DATA TO EXAMINE
---*---

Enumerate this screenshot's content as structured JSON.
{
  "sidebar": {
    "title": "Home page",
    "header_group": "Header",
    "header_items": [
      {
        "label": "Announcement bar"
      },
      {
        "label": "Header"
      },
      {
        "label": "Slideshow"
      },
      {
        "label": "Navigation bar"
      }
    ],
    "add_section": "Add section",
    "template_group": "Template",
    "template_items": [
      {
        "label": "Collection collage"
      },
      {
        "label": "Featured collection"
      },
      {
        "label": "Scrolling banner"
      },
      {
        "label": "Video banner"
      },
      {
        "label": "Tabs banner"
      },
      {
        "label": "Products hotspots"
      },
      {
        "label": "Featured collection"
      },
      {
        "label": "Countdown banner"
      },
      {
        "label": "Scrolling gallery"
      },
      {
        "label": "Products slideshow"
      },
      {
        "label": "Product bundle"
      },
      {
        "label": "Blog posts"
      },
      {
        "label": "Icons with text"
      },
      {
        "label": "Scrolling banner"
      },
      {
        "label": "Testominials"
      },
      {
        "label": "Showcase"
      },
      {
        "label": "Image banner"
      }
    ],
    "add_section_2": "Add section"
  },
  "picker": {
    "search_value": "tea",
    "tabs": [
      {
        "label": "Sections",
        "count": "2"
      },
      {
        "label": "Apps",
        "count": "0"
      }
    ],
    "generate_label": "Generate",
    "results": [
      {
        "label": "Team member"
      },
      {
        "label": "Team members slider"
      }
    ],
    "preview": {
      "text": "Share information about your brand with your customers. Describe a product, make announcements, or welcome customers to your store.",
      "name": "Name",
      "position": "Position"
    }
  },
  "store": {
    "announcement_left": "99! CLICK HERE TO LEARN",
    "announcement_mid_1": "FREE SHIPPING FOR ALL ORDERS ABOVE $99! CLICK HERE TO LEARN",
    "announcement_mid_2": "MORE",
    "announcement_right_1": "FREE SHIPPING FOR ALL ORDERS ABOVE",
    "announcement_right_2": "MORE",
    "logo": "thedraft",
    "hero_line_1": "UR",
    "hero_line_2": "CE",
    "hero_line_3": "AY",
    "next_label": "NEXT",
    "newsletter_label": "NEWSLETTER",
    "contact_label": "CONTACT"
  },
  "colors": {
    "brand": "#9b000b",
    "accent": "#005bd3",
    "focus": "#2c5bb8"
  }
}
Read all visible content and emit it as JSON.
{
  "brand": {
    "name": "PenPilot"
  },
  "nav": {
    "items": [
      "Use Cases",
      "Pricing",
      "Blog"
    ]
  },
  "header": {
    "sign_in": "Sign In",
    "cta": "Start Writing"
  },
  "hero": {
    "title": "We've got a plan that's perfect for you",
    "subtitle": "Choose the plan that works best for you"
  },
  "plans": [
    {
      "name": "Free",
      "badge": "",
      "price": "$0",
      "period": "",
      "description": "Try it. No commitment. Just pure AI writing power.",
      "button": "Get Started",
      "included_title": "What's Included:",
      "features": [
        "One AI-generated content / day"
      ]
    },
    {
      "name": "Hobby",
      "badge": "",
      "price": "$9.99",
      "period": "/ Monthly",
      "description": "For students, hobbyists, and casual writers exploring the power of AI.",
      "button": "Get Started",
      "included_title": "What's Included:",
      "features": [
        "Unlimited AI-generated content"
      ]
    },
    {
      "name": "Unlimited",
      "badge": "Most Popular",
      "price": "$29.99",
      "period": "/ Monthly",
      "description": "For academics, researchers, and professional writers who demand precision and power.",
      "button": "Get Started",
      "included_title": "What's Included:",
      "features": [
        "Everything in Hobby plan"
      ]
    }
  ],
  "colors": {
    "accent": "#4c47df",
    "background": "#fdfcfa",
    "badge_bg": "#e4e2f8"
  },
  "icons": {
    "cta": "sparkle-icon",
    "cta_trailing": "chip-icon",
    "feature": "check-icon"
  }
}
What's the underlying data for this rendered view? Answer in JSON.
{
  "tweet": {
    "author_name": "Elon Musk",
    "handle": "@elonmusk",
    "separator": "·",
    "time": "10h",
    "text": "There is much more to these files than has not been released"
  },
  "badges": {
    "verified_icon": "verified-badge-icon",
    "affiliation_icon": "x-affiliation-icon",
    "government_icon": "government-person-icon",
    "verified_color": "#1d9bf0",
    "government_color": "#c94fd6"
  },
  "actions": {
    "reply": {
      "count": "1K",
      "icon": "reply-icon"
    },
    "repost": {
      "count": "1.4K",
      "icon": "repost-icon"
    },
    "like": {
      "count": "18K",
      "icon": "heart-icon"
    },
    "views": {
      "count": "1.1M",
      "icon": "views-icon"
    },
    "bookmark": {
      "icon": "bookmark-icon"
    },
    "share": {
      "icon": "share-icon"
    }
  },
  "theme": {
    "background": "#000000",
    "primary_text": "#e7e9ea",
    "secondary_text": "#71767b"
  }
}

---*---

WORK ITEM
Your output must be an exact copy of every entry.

SOLUTION TO THE PROBLEM
Enumerate this screenshot's content as structured JSON.
{
  "sidebar": {
    "title": "Home page",
    "header_group": "Header",
    "header_items": [
      {
        "label": "Announcement bar"
      },
      {
        "label": "Header"
      },
      {
        "label": "Slideshow"
      },
      {
        "label": "Navigation bar"
      }
    ],
    "add_section": "Add section",
    "template_group": "Template",
    "template_items": [
      {
        "label": "Collection collage"
      },
      {
        "label": "Featured collection"
      },
      {
        "label": "Scrolling banner"
      },
      {
        "label": "Video banner"
      },
      {
        "label": "Tabs banner"
      },
      {
        "label": "Products hotspots"
      },
      {
        "label": "Featured collection"
      },
      {
        "label": "Countdown banner"
      },
      {
        "label": "Scrolling gallery"
      },
      {
        "label": "Products slideshow"
      },
      {
        "label": "Product bundle"
      },
      {
        "label": "Blog posts"
      },
      {
        "label": "Icons with text"
      },
      {
        "label": "Scrolling banner"
      },
      {
        "label": "Testominials"
      },
      {
        "label": "Showcase"
      },
      {
        "label": "Image banner"
      }
    ],
    "add_section_2": "Add section"
  },
  "picker": {
    "search_value": "tea",
    "tabs": [
      {
        "label": "Sections",
        "count": "2"
      },
      {
        "label": "Apps",
        "count": "0"
      }
    ],
    "generate_label": "Generate",
    "results": [
      {
        "label": "Team member"
      },
      {
        "label": "Team members slider"
      }
    ],
    "preview": {
      "text": "Share information about your brand with your customers. Describe a product, make announcements, or welcome customers to your store.",
      "name": "Name",
      "position": "Position"
    }
  },
  "store": {
    "announcement_left": "99! CLICK HERE TO LEARN",
    "announcement_mid_1": "FREE SHIPPING FOR ALL ORDERS ABOVE $99! CLICK HERE TO LEARN",
    "announcement_mid_2": "MORE",
    "announcement_right_1": "FREE SHIPPING FOR ALL ORDERS ABOVE",
    "announcement_right_2": "MORE",
    "logo": "thedraft",
    "hero_line_1": "UR",
    "hero_line_2": "CE",
    "hero_line_3": "AY",
    "next_label": "NEXT",
    "newsletter_label": "NEWSLETTER",
    "contact_label": "CONTACT"
  },
  "colors": {
    "brand": "#9b000b",
    "accent": "#005bd3",
    "focus": "#2c5bb8"
  }
}
Read all visible content and emit it as JSON.
{
  "brand": {
    "name": "PenPilot"
  },
  "nav": {
    "items": [
      "Use Cases",
      "Pricing",
      "Blog"
    ]
  },
  "header": {
    "sign_in": "Sign In",
    "cta": "Start Writing"
  },
  "hero": {
    "title": "We've got a plan that's perfect for you",
    "subtitle": "Choose the plan that works best for you"
  },
  "plans": [
    {
      "name": "Free",
      "badge": "",
      "price": "$0",
      "period": "",
      "description": "Try it. No commitment. Just pure AI writing power.",
      "button": "Get Started",
      "included_title": "What's Included:",
      "features": [
        "One AI-generated content / day"
      ]
    },
    {
      "name": "Hobby",
      "badge": "",
      "price": "$9.99",
      "period": "/ Monthly",
      "description": "For students, hobbyists, and casual writers exploring the power of AI.",
      "button": "Get Started",
      "included_title": "What's Included:",
      "features": [
        "Unlimited AI-generated content"
      ]
    },
    {
      "name": "Unlimited",
      "badge": "Most Popular",
      "price": "$29.99",
      "period": "/ Monthly",
      "description": "For academics, researchers, and professional writers who demand precision and power.",
      "button": "Get Started",
      "included_title": "What's Included:",
      "features": [
        "Everything in Hobby plan"
      ]
    }
  ],
  "colors": {
    "accent": "#4c47df",
    "background": "#fdfcfa",
    "badge_bg": "#e4e2f8"
  },
  "icons": {
    "cta": "sparkle-icon",
    "cta_trailing": "chip-icon",
    "feature": "check-icon"
  }
}
What's the underlying data for this rendered view? Answer in JSON.
{
  "tweet": {
    "author_name": "Elon Musk",
    "handle": "@elonmusk",
    "separator": "·",
    "time": "10h",
    "text": "There is much more to these files than has not been released"
  },
  "badges": {
    "verified_icon": "verified-badge-icon",
    "affiliation_icon": "x-affiliation-icon",
    "government_icon": "government-person-icon",
    "verified_color": "#1d9bf0",
    "government_color": "#c94fd6"
  },
  "actions": {
    "reply": {
      "count": "1K",
      "icon": "reply-icon"
    },
    "repost": {
      "count": "1.4K",
      "icon": "repost-icon"
    },
    "like": {
      "count": "18K",
      "icon": "heart-icon"
    },
    "views": {
      "count": "1.1M",
      "icon": "views-icon"
    },
    "bookmark": {
      "icon": "bookmark-icon"
    },
    "share": {
      "icon": "share-icon"
    }
  },
  "theme": {
    "background": "#000000",
    "primary_text": "#e7e9ea",
    "secondary_text": "#71767b"
  }
}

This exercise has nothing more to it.